Sometimes a new candidate drug for a pediatric study has already been tested on adults for safety and efficacy. We know that the drug is likely to work quite differently in children, but we do not know the degree to which the effects will be different. As a result, a conventional approach is to discard much of the information that has already gathered during studies of adults, and then to start from scratch with a pediatric trial.
Taking this approach has at least one unfortunate consequence. It means throwing out information that could also be relevant for the pediatric study. Such information may then have to replicate during the new study, meaning that a pediatric drug will take even longer to get to market and to reach young patients.
A more modern clinical trial design can utilize the information from the adult trials as Bayesian priors – information that is updated during the course of a trial. Bayesian methods have a pragmatic alternative to the problems created by a conventional design: no information needs to be thrown out unless new information arrives to supplant it. This method is known as Bayesian updating and always works off of existing information.
Such new information can achieve the same well-powered trials that a conventional method might employ. However, since a portion of the information confirmed by a conventional trial already exists, the trial can be significantly faster.
Recently, Cytel designed a Bayesian pediatric trial for a customer and combined it with a three look adaptive design. This reduced the sample size by 30% of patient costs, and also reduced trial times by 20% - 40% (depending on early stopping.) Most importantly, however, the results maintained the type-1 error rate, even while achieving significant benefits for both patients and sponsors.
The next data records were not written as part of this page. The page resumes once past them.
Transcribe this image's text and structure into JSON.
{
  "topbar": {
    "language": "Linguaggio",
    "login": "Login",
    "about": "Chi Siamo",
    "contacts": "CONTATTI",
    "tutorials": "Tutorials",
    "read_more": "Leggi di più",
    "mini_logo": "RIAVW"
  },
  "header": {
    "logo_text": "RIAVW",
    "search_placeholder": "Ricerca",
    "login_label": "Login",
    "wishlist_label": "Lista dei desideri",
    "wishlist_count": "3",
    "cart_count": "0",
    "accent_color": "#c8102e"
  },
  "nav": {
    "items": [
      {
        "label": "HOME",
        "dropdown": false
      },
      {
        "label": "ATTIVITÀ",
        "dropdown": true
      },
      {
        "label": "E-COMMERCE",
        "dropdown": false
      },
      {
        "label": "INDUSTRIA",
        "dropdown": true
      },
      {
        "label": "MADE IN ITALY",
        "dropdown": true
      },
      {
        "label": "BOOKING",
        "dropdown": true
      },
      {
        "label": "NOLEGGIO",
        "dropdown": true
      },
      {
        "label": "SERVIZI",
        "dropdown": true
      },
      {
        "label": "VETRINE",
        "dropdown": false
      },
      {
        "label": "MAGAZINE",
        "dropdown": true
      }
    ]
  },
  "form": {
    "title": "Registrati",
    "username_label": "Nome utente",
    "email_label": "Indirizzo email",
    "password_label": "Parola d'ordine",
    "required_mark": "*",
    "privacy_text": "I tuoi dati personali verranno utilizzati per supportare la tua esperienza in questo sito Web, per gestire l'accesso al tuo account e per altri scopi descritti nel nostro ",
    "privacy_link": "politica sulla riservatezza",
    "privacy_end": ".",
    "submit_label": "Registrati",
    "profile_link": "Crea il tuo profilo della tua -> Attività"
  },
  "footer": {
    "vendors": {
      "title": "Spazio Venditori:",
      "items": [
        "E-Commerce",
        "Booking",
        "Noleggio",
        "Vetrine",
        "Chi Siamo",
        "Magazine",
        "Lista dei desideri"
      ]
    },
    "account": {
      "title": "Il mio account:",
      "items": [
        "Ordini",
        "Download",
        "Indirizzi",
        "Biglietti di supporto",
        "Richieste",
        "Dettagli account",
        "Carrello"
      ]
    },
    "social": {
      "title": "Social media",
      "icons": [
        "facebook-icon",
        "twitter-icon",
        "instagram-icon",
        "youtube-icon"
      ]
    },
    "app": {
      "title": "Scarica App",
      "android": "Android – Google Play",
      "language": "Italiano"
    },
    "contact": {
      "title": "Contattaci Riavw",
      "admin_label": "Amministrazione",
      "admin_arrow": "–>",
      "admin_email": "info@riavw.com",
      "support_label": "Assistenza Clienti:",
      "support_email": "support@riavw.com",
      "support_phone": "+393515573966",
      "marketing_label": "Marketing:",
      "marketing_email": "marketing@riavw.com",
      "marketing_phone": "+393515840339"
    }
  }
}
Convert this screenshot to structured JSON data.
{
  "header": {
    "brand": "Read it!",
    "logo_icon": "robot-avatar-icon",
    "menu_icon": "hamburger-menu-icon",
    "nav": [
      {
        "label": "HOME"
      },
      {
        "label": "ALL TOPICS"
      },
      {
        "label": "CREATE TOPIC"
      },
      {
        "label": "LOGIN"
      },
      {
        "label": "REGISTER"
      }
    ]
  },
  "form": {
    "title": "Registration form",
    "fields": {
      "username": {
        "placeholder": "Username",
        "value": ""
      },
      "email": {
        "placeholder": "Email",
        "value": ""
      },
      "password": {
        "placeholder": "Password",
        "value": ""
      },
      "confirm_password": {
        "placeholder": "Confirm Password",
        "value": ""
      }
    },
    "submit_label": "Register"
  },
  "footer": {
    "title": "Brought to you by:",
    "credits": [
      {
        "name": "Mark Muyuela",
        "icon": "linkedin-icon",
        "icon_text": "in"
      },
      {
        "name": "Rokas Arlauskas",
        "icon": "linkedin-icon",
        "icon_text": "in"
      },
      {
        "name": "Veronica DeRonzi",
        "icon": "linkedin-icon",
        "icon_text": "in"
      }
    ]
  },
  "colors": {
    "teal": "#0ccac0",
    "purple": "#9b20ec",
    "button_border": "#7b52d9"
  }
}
Pediatric trials are particularly well suited to benefit from Bayesian designs. A great deal of prior information exists for pediatric drugs that have correlating adult therapeutics. Leveraging such prior information can spare the need to start from scratch for testing a therapeutic on which there is already significant information available.